> **What you need to do**:
In the listing below, locate the lines that hold "PixAI" and copy them.

Top of Source records

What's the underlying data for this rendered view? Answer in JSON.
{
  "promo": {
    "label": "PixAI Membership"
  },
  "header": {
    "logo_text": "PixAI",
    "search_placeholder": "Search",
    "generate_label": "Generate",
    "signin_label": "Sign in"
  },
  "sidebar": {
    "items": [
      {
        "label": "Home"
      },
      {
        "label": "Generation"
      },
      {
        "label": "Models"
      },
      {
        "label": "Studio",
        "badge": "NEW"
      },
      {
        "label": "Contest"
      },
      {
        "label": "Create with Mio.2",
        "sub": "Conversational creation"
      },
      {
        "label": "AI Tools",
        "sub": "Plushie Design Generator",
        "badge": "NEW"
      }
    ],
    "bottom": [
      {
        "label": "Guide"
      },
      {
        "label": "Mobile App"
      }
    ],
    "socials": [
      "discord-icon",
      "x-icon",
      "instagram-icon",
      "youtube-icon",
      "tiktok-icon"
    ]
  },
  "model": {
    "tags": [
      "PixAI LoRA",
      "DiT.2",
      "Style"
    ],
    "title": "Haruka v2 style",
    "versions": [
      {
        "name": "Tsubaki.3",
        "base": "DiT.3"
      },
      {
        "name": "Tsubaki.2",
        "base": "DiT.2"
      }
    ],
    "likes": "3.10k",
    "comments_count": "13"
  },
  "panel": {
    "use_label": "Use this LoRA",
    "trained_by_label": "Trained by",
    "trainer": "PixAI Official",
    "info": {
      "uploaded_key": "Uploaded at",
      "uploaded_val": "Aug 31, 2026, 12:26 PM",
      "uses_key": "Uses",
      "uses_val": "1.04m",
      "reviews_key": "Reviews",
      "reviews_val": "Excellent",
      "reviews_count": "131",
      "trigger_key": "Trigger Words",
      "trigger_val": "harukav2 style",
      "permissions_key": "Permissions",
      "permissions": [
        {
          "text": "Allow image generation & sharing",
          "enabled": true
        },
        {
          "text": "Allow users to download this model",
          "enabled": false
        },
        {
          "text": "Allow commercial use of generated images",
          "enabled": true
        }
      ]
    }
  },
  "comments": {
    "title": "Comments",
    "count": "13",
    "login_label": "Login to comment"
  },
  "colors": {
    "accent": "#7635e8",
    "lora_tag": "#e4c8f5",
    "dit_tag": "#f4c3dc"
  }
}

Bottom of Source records

> **The completed task**:
    "label": "PixAI Membership"
    "logo_text": "PixAI",
      "PixAI LoRA",
    "trainer": "PixAI Official",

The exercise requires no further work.